- **Your goal**
Each line below that includes the word "value" is to be reported.

- **The input**
____________

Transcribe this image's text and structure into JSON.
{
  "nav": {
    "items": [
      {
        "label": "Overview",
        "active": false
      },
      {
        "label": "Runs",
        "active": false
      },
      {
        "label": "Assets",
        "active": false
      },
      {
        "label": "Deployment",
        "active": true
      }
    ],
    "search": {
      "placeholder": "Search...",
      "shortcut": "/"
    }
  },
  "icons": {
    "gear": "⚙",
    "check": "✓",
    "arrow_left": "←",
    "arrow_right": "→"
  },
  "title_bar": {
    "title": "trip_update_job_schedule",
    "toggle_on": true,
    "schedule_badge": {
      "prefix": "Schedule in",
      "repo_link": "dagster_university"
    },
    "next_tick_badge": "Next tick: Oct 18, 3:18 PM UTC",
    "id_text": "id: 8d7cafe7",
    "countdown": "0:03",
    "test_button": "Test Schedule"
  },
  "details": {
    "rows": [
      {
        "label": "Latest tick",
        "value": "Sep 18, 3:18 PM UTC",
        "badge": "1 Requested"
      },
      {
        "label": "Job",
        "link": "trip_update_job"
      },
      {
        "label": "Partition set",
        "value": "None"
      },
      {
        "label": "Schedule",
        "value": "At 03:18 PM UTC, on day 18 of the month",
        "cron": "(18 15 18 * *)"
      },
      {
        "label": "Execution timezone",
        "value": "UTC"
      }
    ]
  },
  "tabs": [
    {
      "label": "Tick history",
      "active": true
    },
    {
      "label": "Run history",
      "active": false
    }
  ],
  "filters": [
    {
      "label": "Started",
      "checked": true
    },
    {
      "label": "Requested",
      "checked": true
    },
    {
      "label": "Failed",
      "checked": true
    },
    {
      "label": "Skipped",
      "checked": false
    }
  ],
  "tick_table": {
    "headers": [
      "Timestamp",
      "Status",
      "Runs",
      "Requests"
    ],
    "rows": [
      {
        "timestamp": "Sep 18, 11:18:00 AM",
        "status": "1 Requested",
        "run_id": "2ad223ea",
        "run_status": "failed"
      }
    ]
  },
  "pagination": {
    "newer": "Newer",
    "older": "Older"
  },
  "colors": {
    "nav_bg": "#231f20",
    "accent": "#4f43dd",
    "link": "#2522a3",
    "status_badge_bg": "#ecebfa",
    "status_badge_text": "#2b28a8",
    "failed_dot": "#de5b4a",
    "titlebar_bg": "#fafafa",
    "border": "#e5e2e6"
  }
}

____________

- **Written answer**
        "value": "Sep 18, 3:18 PM UTC",
        "value": "None"
        "value": "At 03:18 PM UTC, on day 18 of the month",
        "value": "UTC"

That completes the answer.